Initially the presence of Mullen fools the audience into thinking this film is about his character, and a journey of redemption for Joseph, in a similar vein to Ken Loach’s My Name Is Joe (1998), in which Mullen also plays a character called Joe, with a troubled past. Gradually though, Tyrannosaur reveals itself as a true two-hander, giving equal weight to the story of Hannah, and indeed, by the end of the film it is her story that is the more powerful and her character that has been on the most transformative journey. It is by meeting Hannah that Joseph is changed, not by any ambition on his part to change.
Although it sounds like the plot of a social realist film – and in different hands it would have worked perfectly well as such – Considine and cinematographer Erik Wilson have crafted something much more cinematic than the traditional ‘kitchen sink’ drama. There are some beautiful shots and compositions used by Considine, like the shot of Joseph stumbling home from the pub on his own, silhouetted against the night sky, a shot that is later repeated with Joseph now accompanied by Hannah, cementing the bond that has formed between the two. Editing and music also work to give a broad, expansive feel, to what is essentially a low-budget domestic drama.
Peter Mullen is excellent in the sort of role that has become his bread and butter. There is no one better at portraying the pent-up anger and frustration of a working class man in Britain. Despite being set in Leeds, Mullen’s character is recognisably a product of Glasgow, a violent man, never permitted to show emotion or fear, but at the same time willing to fight for what he loves or cares about. The remorse for his dead dog after he has killed it is touching. A man who has made many mistakes and has many regrets, yet has no idea how to change.
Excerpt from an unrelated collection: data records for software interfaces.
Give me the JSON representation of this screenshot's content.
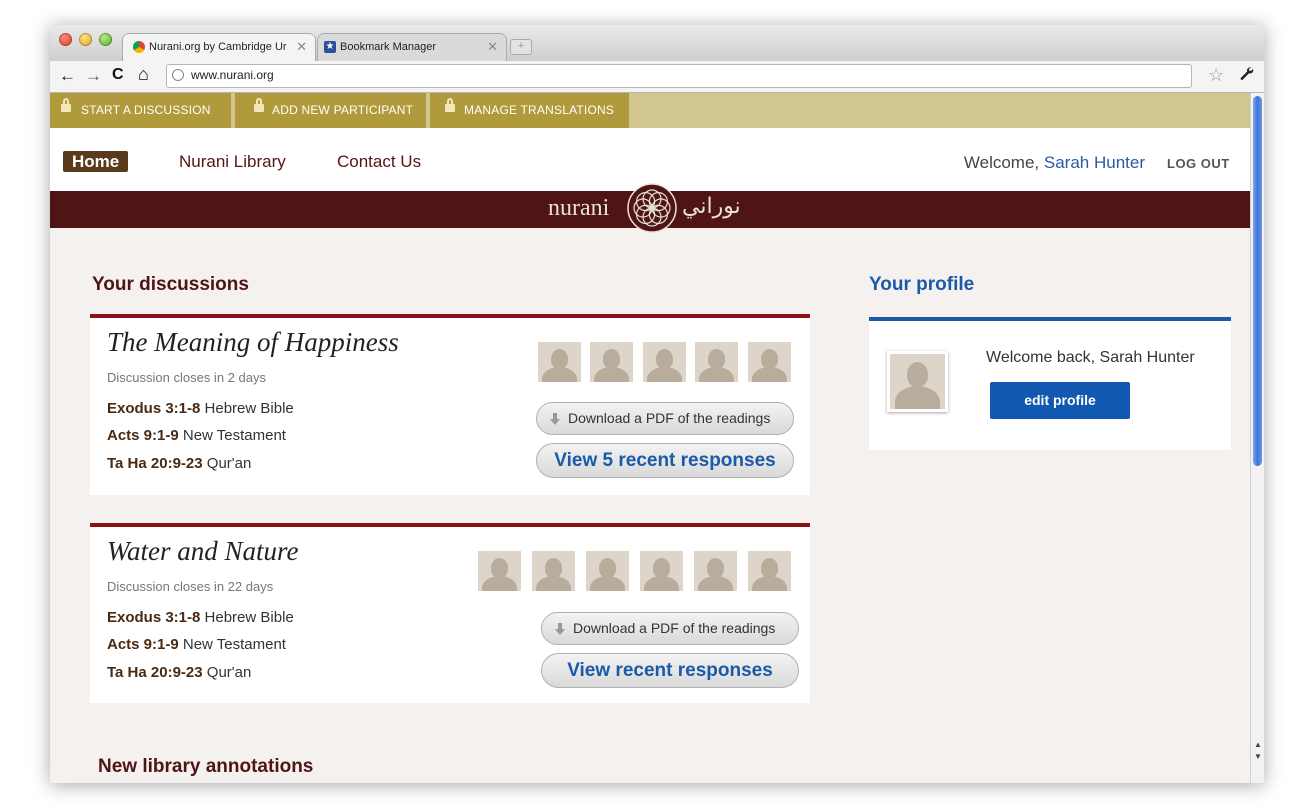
{
  "browser": {
    "tabs": [
      {
        "title": "Nurani.org  by Cambridge Ur",
        "active": true,
        "favicon": "chrome-favicon"
      },
      {
        "title": "Bookmark Manager",
        "active": false,
        "favicon": "star-favicon"
      }
    ],
    "url": "www.nurani.org",
    "nav_icons": {
      "back": "←",
      "forward": "→",
      "reload": "C",
      "home": "⌂"
    }
  },
  "admin_bar": {
    "items": [
      {
        "label": "START A DISCUSSION"
      },
      {
        "label": "ADD NEW PARTICIPANT"
      },
      {
        "label": "MANAGE TRANSLATIONS"
      }
    ]
  },
  "nav": {
    "home": "Home",
    "library": "Nurani Library",
    "contact": "Contact Us",
    "welcome_prefix": "Welcome, ",
    "user_name": "Sarah Hunter",
    "logout": "LOG OUT"
  },
  "brand": {
    "wordmark": "nurani",
    "arabic": "نوراني"
  },
  "discussions": {
    "heading": "Your discussions",
    "items": [
      {
        "title": "The Meaning of Happiness",
        "closes": "Discussion closes in 2 days",
        "readings": [
          {
            "ref": "Exodus 3:1-8",
            "source": " Hebrew Bible"
          },
          {
            "ref": "Acts 9:1-9",
            "source": " New Testament"
          },
          {
            "ref": "Ta Ha 20:9-23",
            "source": " Qur'an"
          }
        ],
        "participants": 5,
        "pdf_label": "Download a PDF of the readings",
        "responses_label": "View 5 recent responses"
      },
      {
        "title": "Water and Nature",
        "closes": "Discussion closes in 22 days",
        "readings": [
          {
            "ref": "Exodus 3:1-8",
            "source": " Hebrew Bible"
          },
          {
            "ref": "Acts 9:1-9",
            "source": " New Testament"
          },
          {
            "ref": "Ta Ha 20:9-23",
            "source": " Qur'an"
          }
        ],
        "participants": 6,
        "pdf_label": "Download a PDF of the readings",
        "responses_label": "View recent responses"
      }
    ]
  },
  "profile": {
    "heading": "Your profile",
    "welcome": "Welcome back, Sarah Hunter",
    "edit_label": "edit profile"
  },
  "annotations": {
    "heading": "New library annotations"
  },
  "colors": {
    "brand_maroon": "#4f1416",
    "admin_gold": "#b19a3c",
    "link_blue": "#1a5aa8",
    "card_border": "#8a1218"
  }
}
Marsden as James is quite terrifying, one minute loving and the next abusive, and gives a brief but terrifying insight into what goes on behind the closed doors of suburbia. The real revelation however is Colman, breaking free from supporting roles in British television comedy, her portrayal of Hannah is both touching, infuriating and powerful. Like Kathy Burke before her, Colman’s career, successful though it has been, may well have been a waste of talent, and one can only hope more demanding film roles follow on from Tyrannosaur, although, like Burke, it would not be a surprise if cinema struggles to find roles that fully exploit her potential.
Paddy Considine, who has revealed his preference to continue directing alongside acting, if not instead of acting, in the future, will not have a similar problem with finding material and opportunity in the future, and on the basis of his debut feature, there is much to look forward from him.
Film Rating: 4 out of 5.